Important Words

  1. absorbed
  2. allowing
  3. ancient
  4. arabs
  5. archers
  6. army
  7. arrows
  8. asia
  9. attackers
  10. attilla
  11. avars
  12. ball
  13. barrage
  14. battled
  15. began
  16. blasting
  17. bombardment
  18. books
  19. breach
  20. brick
  21. bring
  22. broken
  23. brought
  24. built
  25. burned
  26. called
  27. cannibalism
  28. cannon
  29. cannonballs
  30. capital
  31. carry
  32. catapults
  33. center
  34. century
  35. city
  36. civilizations
  37. classical
  38. clay
  39. clear
  40. climb
  41. coast
  42. collapsed
  43. compromised
  44. constantine
  45. constantinople
  46. contact
  47. contained
  48. contend
  49. continuous
  50. crossroads
  51. crumble
  52. cultured
  53. day
  54. death
  55. deep
  56. defenders
  57. defensive
  58. depended
  59. designed
  60. destroyer
  61. disappeared
  62. disappearing
  63. doomed
  64. drew
  65. earth
  66. east
  67. emperor
  68. empire
  69. enemies
  70. enemy
  71. europe
  72. extinguished
  73. faced
  74. fading
  75. fate
  76. feet
  77. fill
  78. final
  79. finally
  80. find
  81. finest
  82. fire
  83. flame
  84. fled
  85. food
  86. foot
  87. form
  88. formidable
  89. fortifications
  90. foundations
  91. front
  92. frontiers
  93. full
  94. gap
  95. gift
  96. god
  97. great
  98. greek
  99. guarded
  100. guns
  101. history
  102. horde
  103. hub
  104. hun
  105. ignite
  106. ignited
  107. important
  108. inferno
  109. invading
  110. istanbul
  111. italy
  112. jumped
  113. knowledge
  114. language
  115. launch
  116. leap
  117. learning
  118. legend
  119. libraries
  120. line
  121. lines
  122. london
  123. long
  124. lucky
  125. major
  126. making
  127. marble
  128. masterpiece
  129. men
  130. mile
  131. miles
  132. miracle
  133. moat
  134. modern
  135. monster
  136. month
  137. mount

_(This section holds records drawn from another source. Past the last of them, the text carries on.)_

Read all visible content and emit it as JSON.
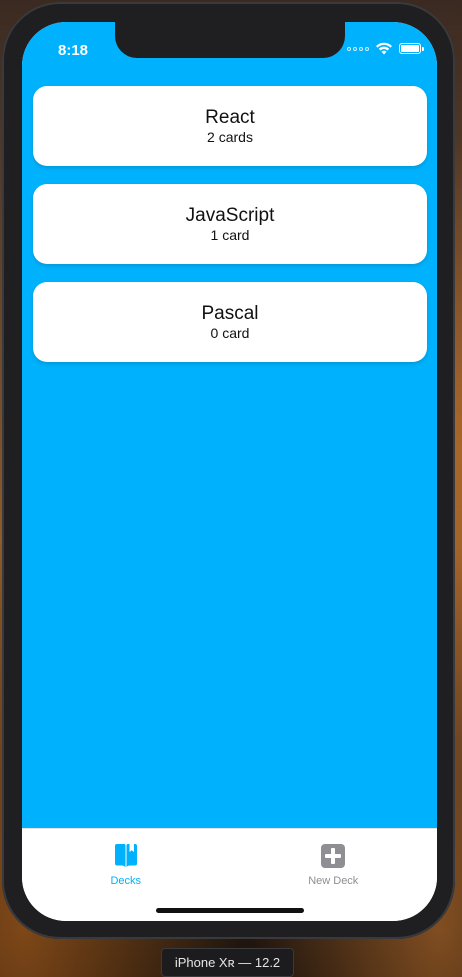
{
  "status_bar": {
    "time": "8:18"
  },
  "decks": [
    {
      "title": "React",
      "count": "2 cards"
    },
    {
      "title": "JavaScript",
      "count": "1 card"
    },
    {
      "title": "Pascal",
      "count": "0 card"
    }
  ],
  "tab_bar": {
    "tabs": [
      {
        "label": "Decks",
        "icon": "book-icon",
        "active": true
      },
      {
        "label": "New Deck",
        "icon": "plus-square-icon",
        "active": false
      }
    ]
  },
  "simulator": {
    "device_label": "iPhone Xʀ — 12.2"
  },
  "colors": {
    "accent": "#00b2fd",
    "inactive_tab": "#8e8e93",
    "card_background": "#ffffff"
  }
}
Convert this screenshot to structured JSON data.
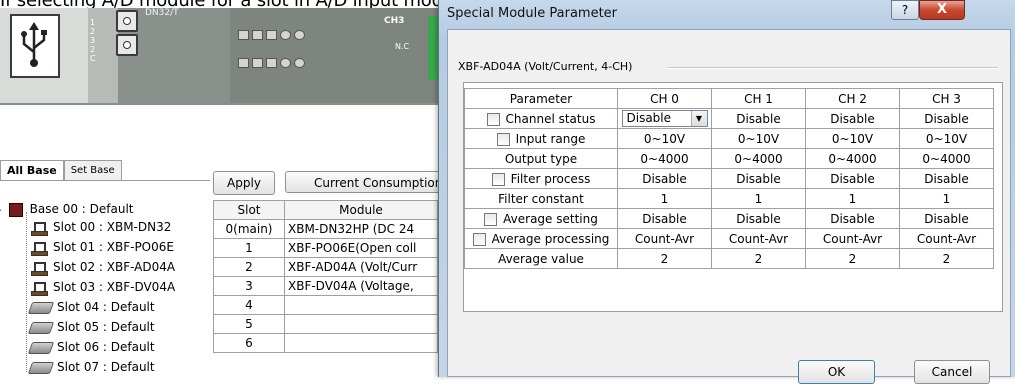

  138. moved
  139. named
  140. napalm
  141. needed
  142. night
  143. onrushing
  144. open
  145. outer
  146. paris
  147. pile
  148. pipes
  149. portable
  150. pots
  151. pound
  152. precious
  153. priceless
  154. protect
  155. protected
  156. protection
  157. proved
  158. rain
  159. ramparts
  160. ran
  161. reintroduced
  162. renaissance
  163. resort
  164. ride
  165. rocks
  166. roman
  167. romans
  168. routes
  169. rubble
  170. rushed
  171. scourge
  172. section
  173. shock
  174. short
  175. side
  176. sight
  177. siphons
  178. size
  179. smaller
  180. soaked
  181. soldiers
  182. solid
  183. spears
  184. spraying
  185. squads
  186. stable
  187. starve
  188. steady
  189. stone
  190. stop
  191. stretching
  192. submission
  193. successors
  194. super
  195. surround
  196. survivors
  197. swim
  198. sword
  199. terrified
  200. thousand
  201. throes
  202. throwers
  203. til
  204. time
  205. times
  206. trade
  207. traditions
  208. traveled
  209. troops
  210. tunnel
  211. turks
  212. turn
  213. turned
  214. unceasing
  215. underwater
  216. universities
  217. uselessly
  218. victims
  219. wall
  220. walls
  221. water
  222. wealthy
  223. west
  224. western
  225. wide
  226. world
  227. worse
  228. years